Find out more: Is Having Fun in Higher Education the Way Forward?

4. Which of the following tips given by the two founders of Professors at Play to teachers who want to integrate play into their practice is wrong?

A) Reflect on “the narratives” of higher education, i.e., deconstruct its dominant narratives that have endured for generations, and consider what it means to be a member of a university department.

B) Define what classroom play means to oneself.

C) Avoid asking for help from a colleague at the risk of being discouraged from completing your project.

D) Dare, overcome shyness, and get out of your comfort zone.

CORRECT ANSWER

C.

On the contrary, the two founders of Professors at play strongly encourage teachers who want to integrate play into their practice to find a colleague, from their discipline or not, who can support them in this way.

Find out more: Is Having Fun in Higher Education the Way Forward?

5. Which statements about the use of play and humour in learning are true?

A) Adult brains learn best with stories.

B) Humor is essential to being a good teacher.

C) Humor can significantly help memorize information.

D) There are no rules to guide teachers in their use of humour in the classroom; they should rely only on their personality and spontaneity.

CORRECT ANSWER

A. and C.

Here are some clarifications to the incorrect statements B. and D. :

  • Humour is not necessary to be a good teacher!

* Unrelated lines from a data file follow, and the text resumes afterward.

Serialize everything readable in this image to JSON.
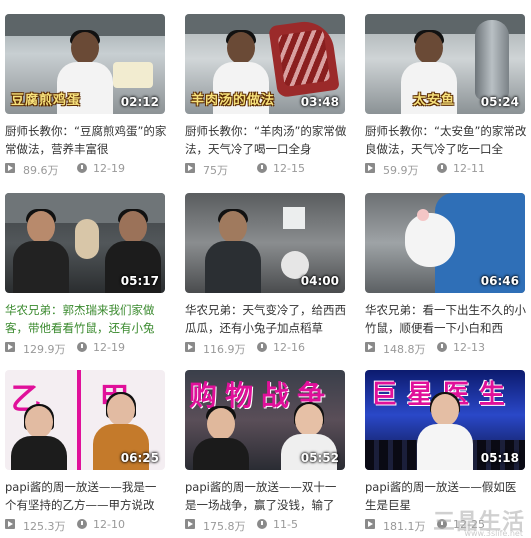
{
  "videos": [
    {
      "title": "厨师长教你：“豆腐煎鸡蛋”的家常做法，营养丰富很",
      "overlay": "豆腐煎鸡蛋",
      "duration": "02:12",
      "views": "89.6万",
      "date": "12-19",
      "scene": "chef",
      "title_color": "default"
    },
    {
      "title": "厨师长教你：“羊肉汤”的家常做法，天气冷了喝一口全身",
      "overlay": "羊肉汤的做法",
      "duration": "03:48",
      "views": "75万",
      "date": "12-15",
      "scene": "chef-meat",
      "title_color": "default"
    },
    {
      "title": "厨师长教你：“太安鱼”的家常改良做法，天气冷了吃一口全",
      "overlay": "太安鱼",
      "duration": "05:24",
      "views": "59.9万",
      "date": "12-11",
      "scene": "chef-fish",
      "title_color": "default"
    },
    {
      "title": "华农兄弟：郭杰瑞来我们家做客，带他看看竹鼠，还有小兔",
      "overlay": "",
      "duration": "05:17",
      "views": "129.9万",
      "date": "12-19",
      "scene": "farm-dark",
      "title_color": "green"
    },
    {
      "title": "华农兄弟：天气变冷了，给西西瓜瓜，还有小兔子加点稻草",
      "overlay": "",
      "duration": "04:00",
      "views": "116.9万",
      "date": "12-16",
      "scene": "farm-grey",
      "title_color": "default"
    },
    {
      "title": "华农兄弟：看一下出生不久的小竹鼠，顺便看一下小白和西",
      "overlay": "",
      "duration": "06:46",
      "views": "148.8万",
      "date": "12-13",
      "scene": "farm-rat",
      "title_color": "default"
    },
    {
      "title": "papi酱的周一放送——我是一个有坚持的乙方——甲方说改",
      "overlay": "乙 甲",
      "duration": "06:25",
      "views": "125.3万",
      "date": "12-10",
      "scene": "papi-1",
      "title_color": "default"
    },
    {
      "title": "papi酱的周一放送——双十一是一场战争，赢了没钱，输了",
      "overlay": "购物战争",
      "duration": "05:52",
      "views": "175.8万",
      "date": "11-5",
      "scene": "papi-2",
      "title_color": "default"
    },
    {
      "title": "papi酱的周一放送——假如医生是巨星",
      "overlay": "巨星医生",
      "duration": "05:18",
      "views": "181.1万",
      "date": "12-25",
      "scene": "papi-3",
      "title_color": "default"
    }
  ],
  "watermark": {
    "text": "三晶生活",
    "url": "www.3slife.net"
  },
  "colors": {
    "green_title": "#3a8a2e",
    "meta_gray": "#999999",
    "overlay_yellow": "#f6e07a",
    "papi_magenta": "#e0109a"
  },
  "icons": [
    "play-count-icon",
    "clock-icon"
  ]
}
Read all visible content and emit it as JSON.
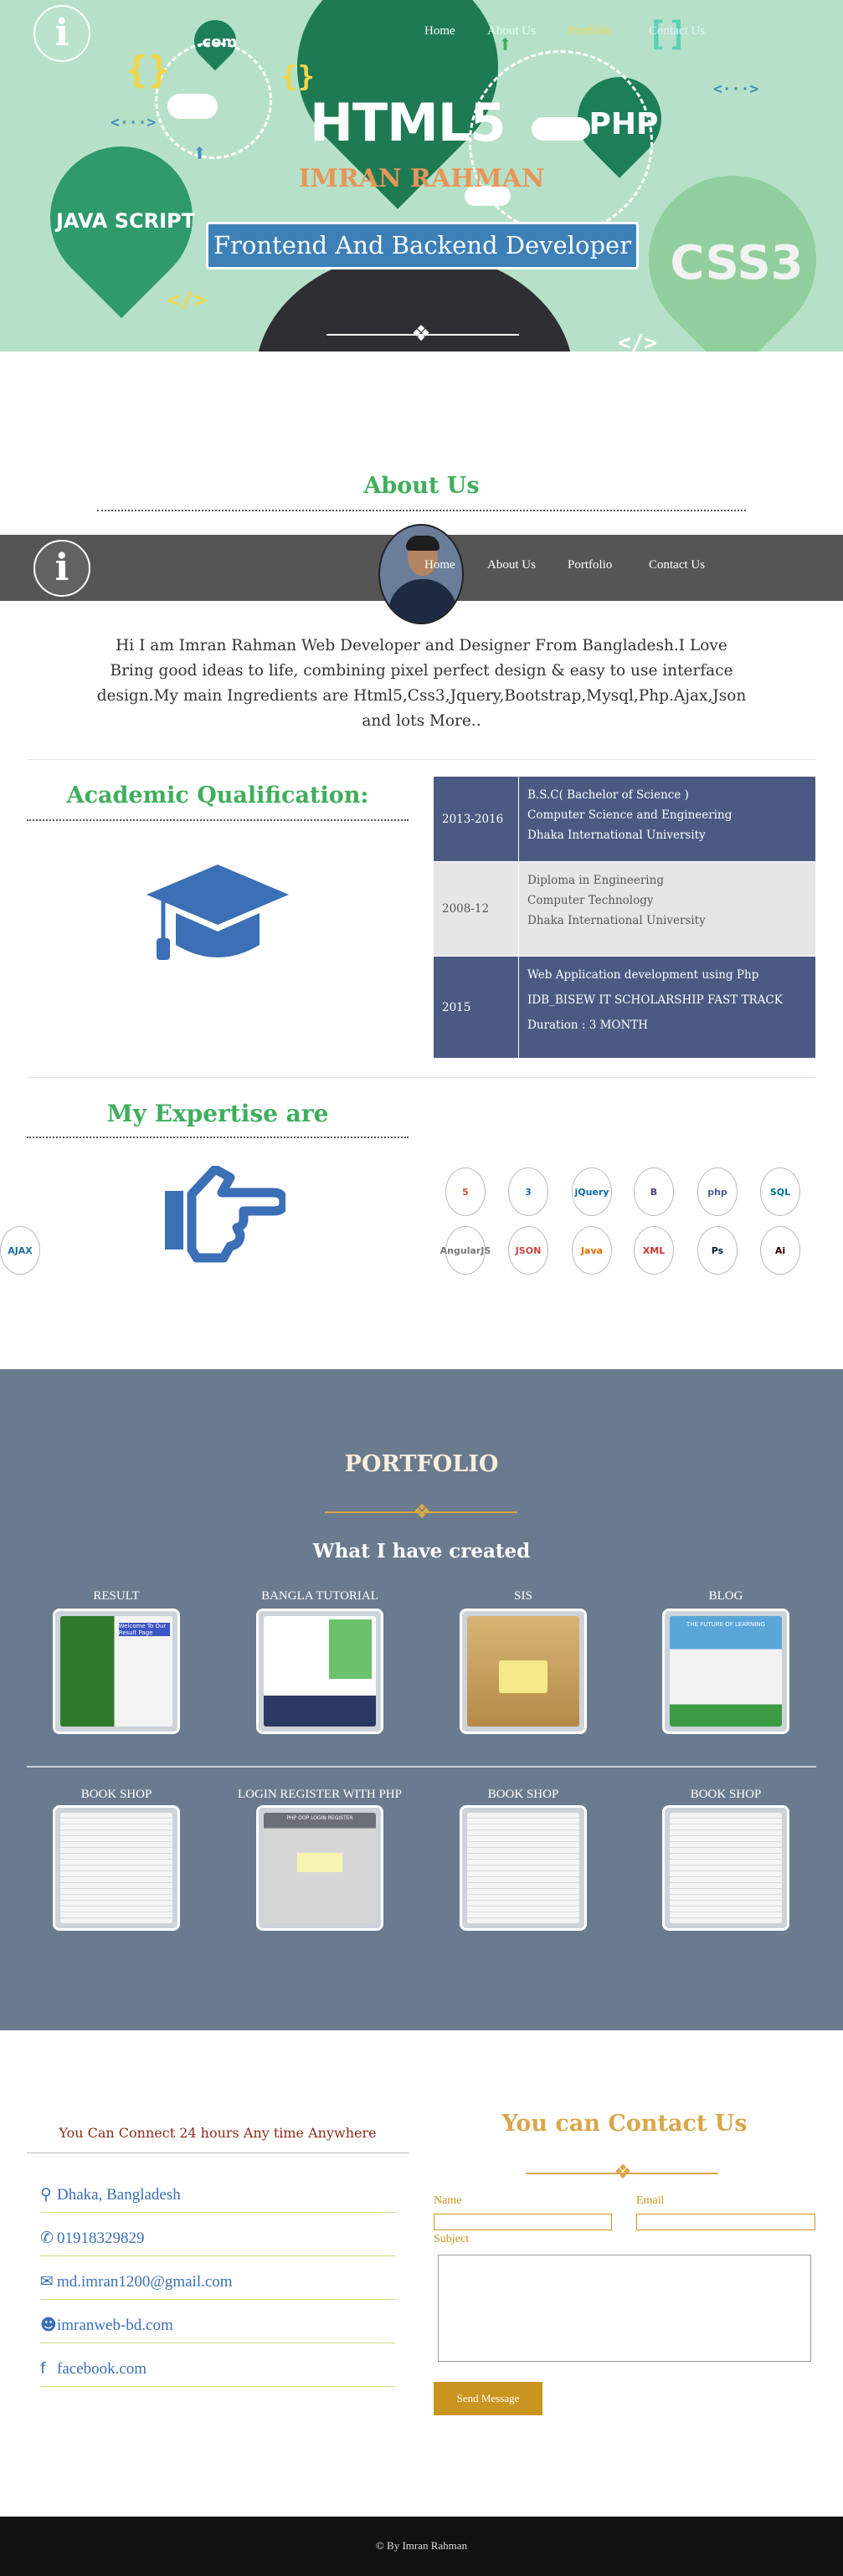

However, it is true that the learners better perceive a teacher who uses humour well in the classroom than a teacher who uses little of it.
  • Yes, there are some rules that can guide teachers in their use of humour in the classroom to make their teaching more effective and avoid missteps. These include:
    • Use humour only to emphasize key concepts.
    • Avoid overuse: limit humour to 3 or 4 examples per hour.
    • Adjust the degree of humour used according to the situation.
    • Focus on “neutral” humour, so avoid humour dealing with taboo or sensitive topics that could create embarrassing situations or a sense of unfairness in the classroom.

Find out more:

Read our articles for a better transition to online learning

Read more
Catherine Meilleur

Author:
Catherine Meilleur

Communication Strategist and Senior Editor @KnowledgeOne. Questioner of questions. Hyperflexible stubborn. Contemplative yogi.

Catherine Meilleur has over 15 years of experience in research and writing. Having worked as a journalist and educational designer, she is interested in everything related to learning: from educational psychology to neuroscience, and the latest innovations that can serve learners, such as virtual and augmented reality. She is also passionate about issues related to the future of education at a time when a real revolution is taking place, propelled by digital technology and artificial intelligence.